Roy Halladay was all set to make his third minor league rehab start at Double-A Reading, but the Phillies’ scheduled starter for Sunday’s series finale against the Diamondbacks had to pitch in relief in Saturday night’s 18-inning marathon loss so “Doc” is back in the bigs in a sudden change of course.
CSNPhilly.com’s Jim Salisbury reports that Halladay has been activated from the 60-day disabled list and will take the mound on Sunday afternoon versus Arizona in the place of Tyler Cloyd. Halladay went six innings in each of his two minor league rehab starts, so the Phillies don’t have to put him on a limited pitch count. But expectations should probably be low.
Halladay — who underwent shoulder surgery on May 16 and hasn’t pitched in the majors since — allowed 13 hits, six walks and five runs over 12 minor league innings while averaging around 87 mph on his fastball.
The 36-year-old righty had an 8.65 ERA in seven starts this season for Philly before hitting the shelf.
A new website has launched. It’s called “La Vida Baseball,” and it’s all about celebrating the past, present and future of Latino baseball from a Latino perspective.
The site, produced in partnership with the Hall of Fame, has four general areas of focus:
- Who’s Now: Focusing on current Latino players;
- Who’s Next: Focusing on top prospects here, in the Caribbean and in Central and South America;
- Our Life: Off-the-Field stuff, including player’s lives, lifestyles and hobbies; and
- Our Legends: Focusing on Latino baseball history, Hall of Famers and overlooked players.
As the site has just launched there aren’t yet a ton of stories up there, but there is one about Roberto Clemente, another about Felix Hernandez and some other stuff.
The site is much-needed.
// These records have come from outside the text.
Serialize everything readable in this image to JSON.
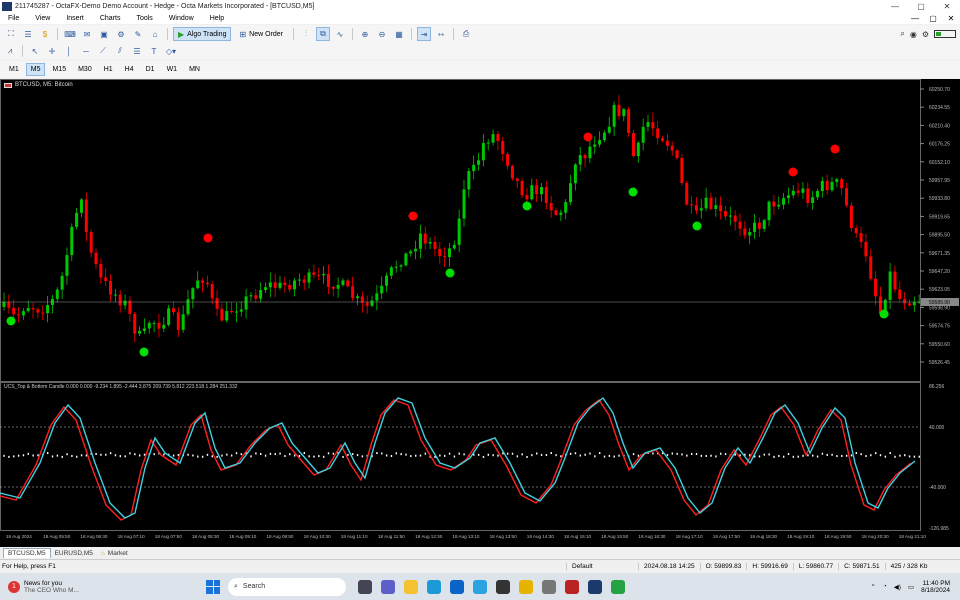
{
  "window": {
    "title": "211745287 - OctaFX-Demo Demo Account - Hedge - Octa Markets Incorporated - [BTCUSD,M5]",
    "controls": [
      "—",
      "▢",
      "✕"
    ]
  },
  "menu": [
    "File",
    "View",
    "Insert",
    "Charts",
    "Tools",
    "Window",
    "Help"
  ],
  "menu_controls": [
    "—",
    "▢",
    "✕"
  ],
  "toolbar": {
    "algo": "Algo Trading",
    "new_order": "New Order"
  },
  "timeframes": [
    "M1",
    "M5",
    "M15",
    "M30",
    "H1",
    "H4",
    "D1",
    "W1",
    "MN"
  ],
  "active_timeframe": "M5",
  "chart": {
    "symbol_label": "BTCUSD, M5:  Bitcoin",
    "indicator_label": "UCS_Top & Bottom Candle 0.000 0.000 -9.234 1.895 -2.444 3.875 209.739 5.812 223.518 1.284 251.332",
    "price_ticks": [
      "60250.70",
      "60234.55",
      "60210.40",
      "60176.25",
      "60152.10",
      "59957.95",
      "59933.80",
      "59919.65",
      "59895.50",
      "59671.35",
      "59647.20",
      "59623.05",
      "59598.90",
      "59574.75",
      "59550.60",
      "59526.45"
    ],
    "current_price": "59589.90",
    "indicator_ticks": [
      "86.256",
      "40.000",
      "-40.000",
      "-126.985"
    ],
    "time_ticks": [
      "18 Aug 2024",
      "18 Aug 05:50",
      "18 Aug 06:30",
      "18 Aug 07:10",
      "18 Aug 07:50",
      "18 Aug 08:30",
      "18 Aug 09:10",
      "18 Aug 09:50",
      "18 Aug 10:30",
      "18 Aug 11:10",
      "18 Aug 11:50",
      "18 Aug 12:30",
      "18 Aug 13:10",
      "18 Aug 13:50",
      "18 Aug 14:30",
      "18 Aug 15:10",
      "18 Aug 15:50",
      "18 Aug 16:30",
      "18 Aug 17:10",
      "18 Aug 17:50",
      "18 Aug 18:30",
      "18 Aug 19:10",
      "18 Aug 19:50",
      "18 Aug 20:30",
      "18 Aug 21:10"
    ],
    "colors": {
      "bull": "#00c800",
      "bear": "#ff0000",
      "signal_top": "#ff0000",
      "signal_bottom": "#00e000",
      "osc_fast": "#ff2020",
      "osc_slow": "#40d0e0"
    }
  },
  "tabs": [
    "BTCUSD,M5",
    "EURUSD,M5",
    "Market"
  ],
  "active_tab": "BTCUSD,M5",
  "status": {
    "help": "For Help, press F1",
    "profile": "Default",
    "datetime": "2024.08.18 14:25",
    "open": "O: 59899.83",
    "high": "H: 59916.69",
    "low": "L: 59860.77",
    "close": "C: 59871.51",
    "traffic": "425 / 328 Kb"
  },
  "taskbar": {
    "news_title": "News for you",
    "news_sub": "The CEO Who M...",
    "search": "Search",
    "time": "11:40 PM",
    "date": "8/18/2024"
  }
}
Baseball reporters for American outlets are overwhelmingly white, non-Spanish speakers. Reporters, who, generally, gravitate to the players who are the most like they are. Which is understandable on some level. When you’re writing stories about people you need to be able to communicate with them and relate to them on more than a mere perfunctory level. As such, no matter how good the intentions of baseball media, we tend to see the clubhouse and the culture of baseball from a distinctly American perspective. And we tend to paint Latino players with a broad, broad brush.
La Vida Baseball will, hopefully, remedy all of that and will, hopefully, give us a fresh and insightful depiction Latino players and their culture.
Do you miss David Ross? I miss David Ross. The season hasn’t even started yet and I miss David Ross. There’s something comforting about having a likable graybeard catcher in the game with bonus points for being bald. His loss will be felt.
But while we won’t have David Ross in baseball all this year — at least on the field; he’s a special assistant with the Cubs — we’ll still have David Ross someplace:
Johnny Damon did “Celebrity Apprentice” — Trump fired him, sadly — but we’ve never had a ballplayer on “Dancing With The Stars.” There have been several football players and some Olympians, but no baseball guys. Which makes some amount of sense as, outside of the middle infielders and first basemen, footwork isn’t necessarily the most important tool.
Catchers are particularly plodding for athletes, so good luck, David. Unless you have some moves you haven’t flashed in the past, you’ll probably need it.